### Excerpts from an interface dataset
= Beginning of Section =

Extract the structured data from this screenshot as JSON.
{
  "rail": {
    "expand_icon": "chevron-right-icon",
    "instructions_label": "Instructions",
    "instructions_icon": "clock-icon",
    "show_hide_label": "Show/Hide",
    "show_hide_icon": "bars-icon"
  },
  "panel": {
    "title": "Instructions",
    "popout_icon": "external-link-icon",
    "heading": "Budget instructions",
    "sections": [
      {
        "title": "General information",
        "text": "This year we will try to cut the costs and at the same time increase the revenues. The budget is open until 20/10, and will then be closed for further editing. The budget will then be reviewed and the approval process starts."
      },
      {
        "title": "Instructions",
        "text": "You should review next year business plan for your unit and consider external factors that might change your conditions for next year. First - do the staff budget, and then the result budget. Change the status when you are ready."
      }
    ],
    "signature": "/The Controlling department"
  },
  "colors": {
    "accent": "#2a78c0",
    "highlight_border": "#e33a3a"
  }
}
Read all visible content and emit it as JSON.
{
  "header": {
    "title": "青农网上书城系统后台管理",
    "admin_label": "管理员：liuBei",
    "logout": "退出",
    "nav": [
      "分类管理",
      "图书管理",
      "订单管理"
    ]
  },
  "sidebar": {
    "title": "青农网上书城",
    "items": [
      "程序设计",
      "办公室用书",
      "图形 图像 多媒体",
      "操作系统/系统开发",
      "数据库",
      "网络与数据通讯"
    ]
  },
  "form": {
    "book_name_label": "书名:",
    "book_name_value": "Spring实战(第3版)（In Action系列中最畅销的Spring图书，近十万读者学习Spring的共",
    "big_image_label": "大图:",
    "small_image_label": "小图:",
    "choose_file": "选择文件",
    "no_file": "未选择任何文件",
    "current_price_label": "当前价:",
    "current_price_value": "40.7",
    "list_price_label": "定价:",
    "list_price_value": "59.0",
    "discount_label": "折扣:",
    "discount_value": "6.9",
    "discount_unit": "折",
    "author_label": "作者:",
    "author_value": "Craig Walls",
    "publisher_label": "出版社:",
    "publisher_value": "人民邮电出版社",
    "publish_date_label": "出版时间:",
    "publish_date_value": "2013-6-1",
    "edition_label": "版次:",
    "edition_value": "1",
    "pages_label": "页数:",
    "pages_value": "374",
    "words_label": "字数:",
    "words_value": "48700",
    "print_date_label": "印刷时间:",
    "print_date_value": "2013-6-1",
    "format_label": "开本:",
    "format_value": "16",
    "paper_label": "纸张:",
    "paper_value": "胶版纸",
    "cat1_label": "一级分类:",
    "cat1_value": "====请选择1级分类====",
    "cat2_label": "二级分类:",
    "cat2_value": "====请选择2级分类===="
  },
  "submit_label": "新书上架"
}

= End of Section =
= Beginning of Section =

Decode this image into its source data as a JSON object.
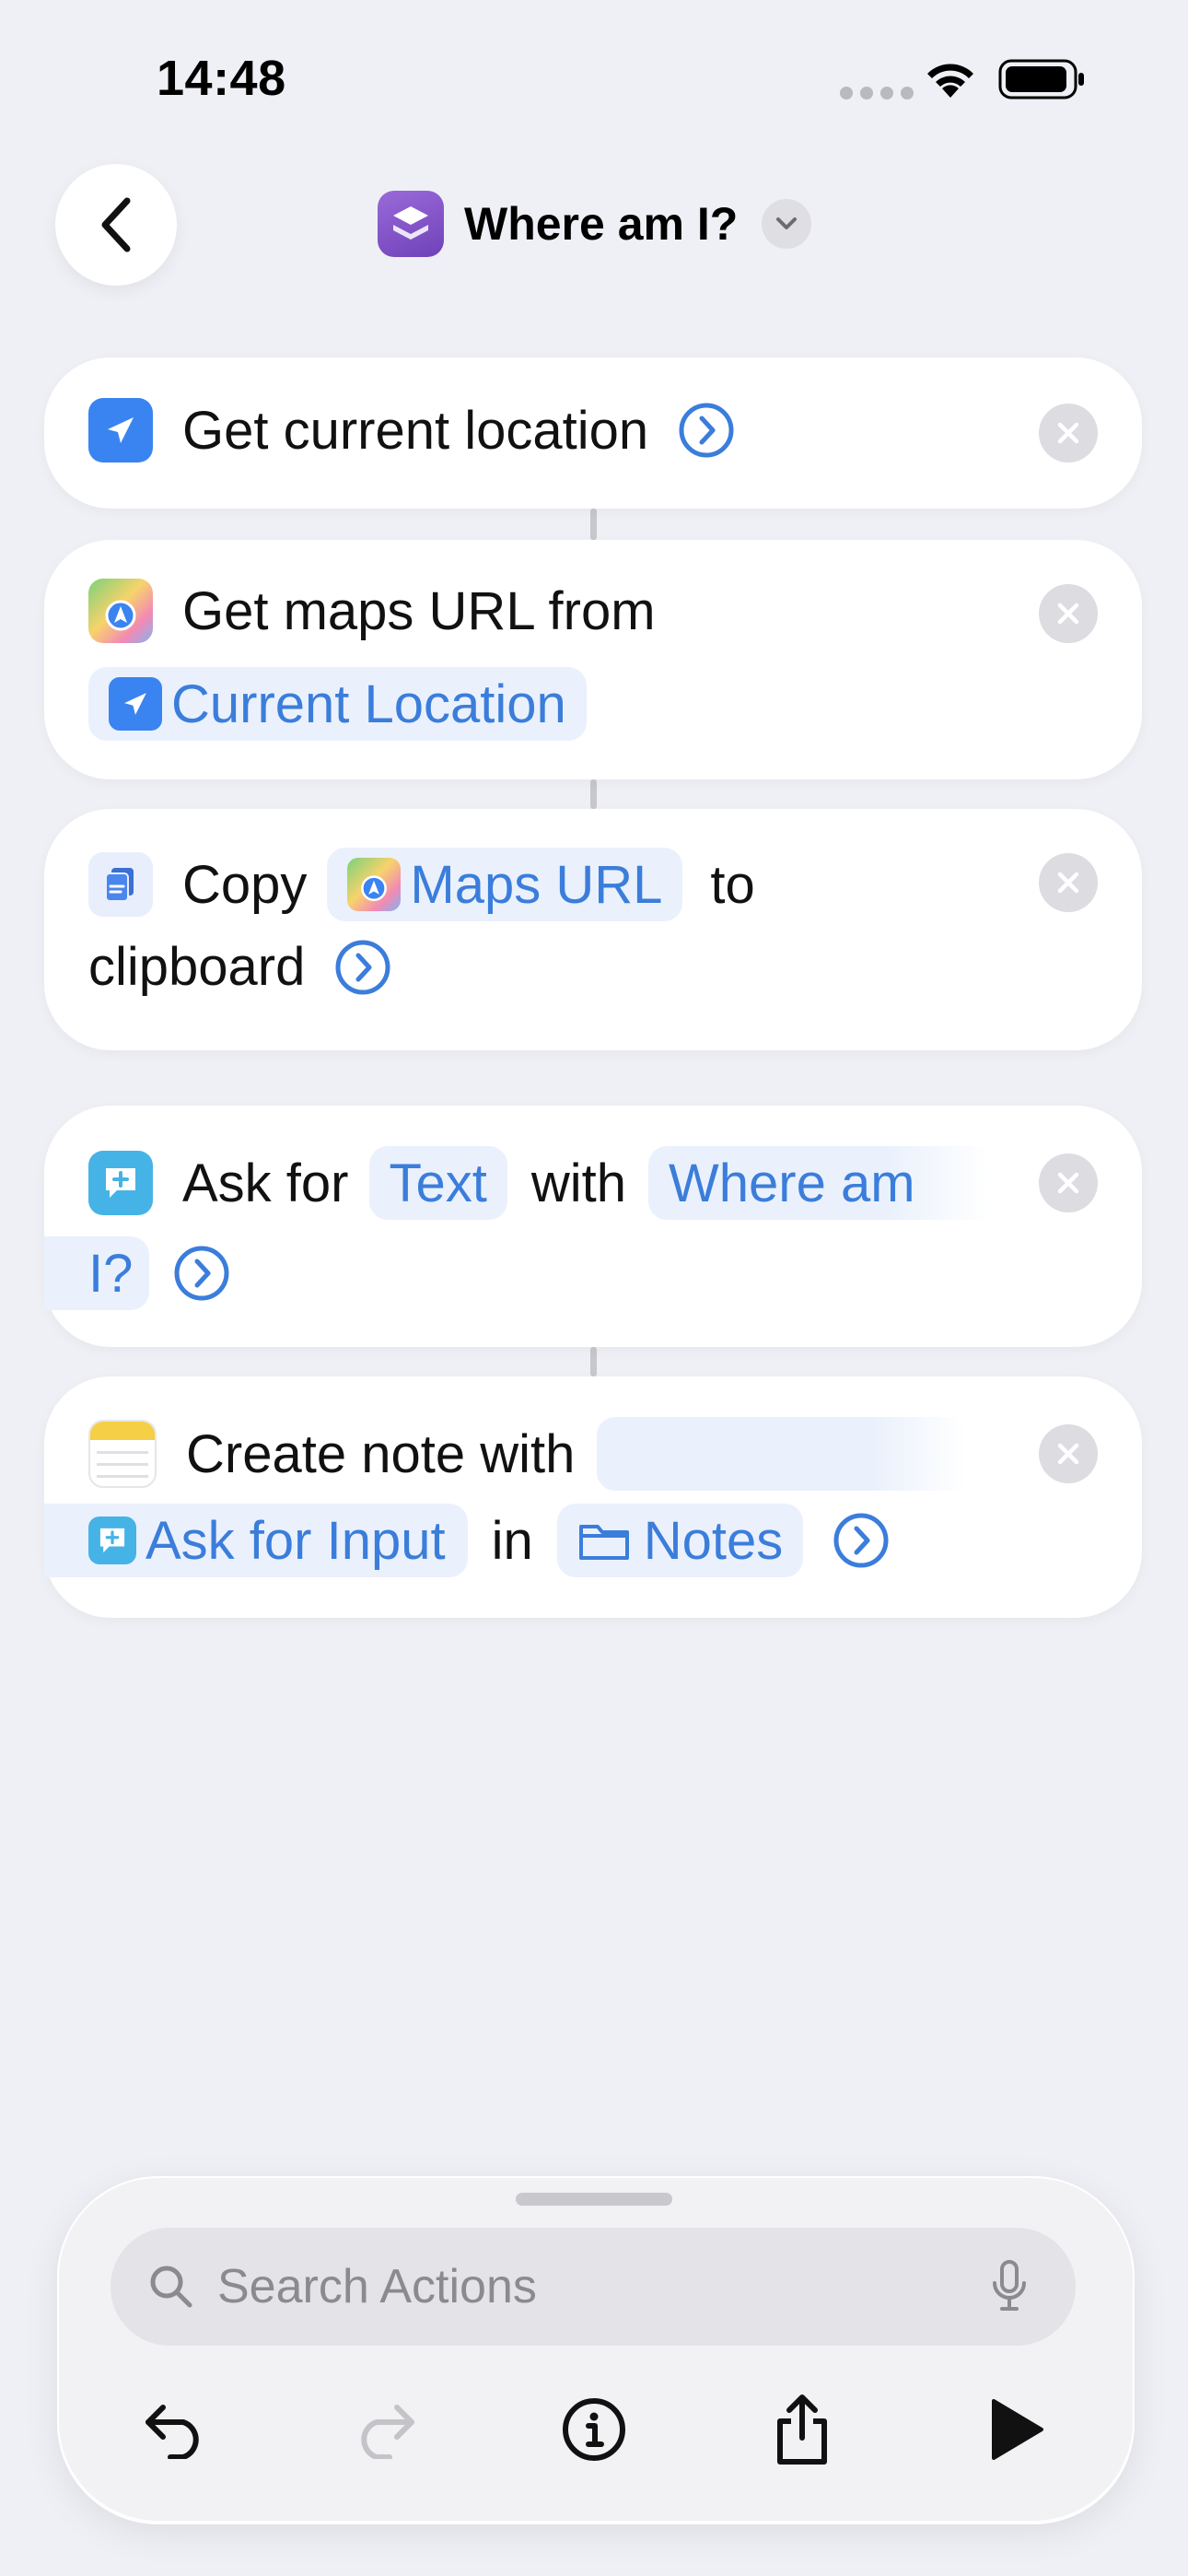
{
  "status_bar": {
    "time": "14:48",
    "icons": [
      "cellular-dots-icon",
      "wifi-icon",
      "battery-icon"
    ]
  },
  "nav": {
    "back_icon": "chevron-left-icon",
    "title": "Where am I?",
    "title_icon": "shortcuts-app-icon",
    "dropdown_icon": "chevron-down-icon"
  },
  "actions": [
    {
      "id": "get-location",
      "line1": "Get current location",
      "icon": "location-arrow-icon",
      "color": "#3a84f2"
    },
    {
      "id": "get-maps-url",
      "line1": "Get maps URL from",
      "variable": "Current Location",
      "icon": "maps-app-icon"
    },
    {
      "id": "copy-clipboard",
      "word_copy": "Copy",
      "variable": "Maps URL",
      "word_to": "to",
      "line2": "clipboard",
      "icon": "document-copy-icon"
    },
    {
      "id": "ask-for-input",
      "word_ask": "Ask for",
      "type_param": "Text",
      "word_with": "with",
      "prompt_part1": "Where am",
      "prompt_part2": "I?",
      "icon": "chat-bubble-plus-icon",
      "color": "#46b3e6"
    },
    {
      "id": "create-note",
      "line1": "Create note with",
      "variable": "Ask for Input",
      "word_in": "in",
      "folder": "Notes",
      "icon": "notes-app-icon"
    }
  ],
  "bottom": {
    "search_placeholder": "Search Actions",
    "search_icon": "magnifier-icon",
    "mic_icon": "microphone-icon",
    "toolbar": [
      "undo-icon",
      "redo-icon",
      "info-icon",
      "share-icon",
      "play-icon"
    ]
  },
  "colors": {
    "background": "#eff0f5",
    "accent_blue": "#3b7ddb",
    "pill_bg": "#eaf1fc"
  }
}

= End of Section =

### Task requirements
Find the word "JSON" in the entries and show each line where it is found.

### Output
Extract the structured data from this screenshot as JSON.
Read all visible content and emit it as JSON.
Decode this image into its source data as a JSON object.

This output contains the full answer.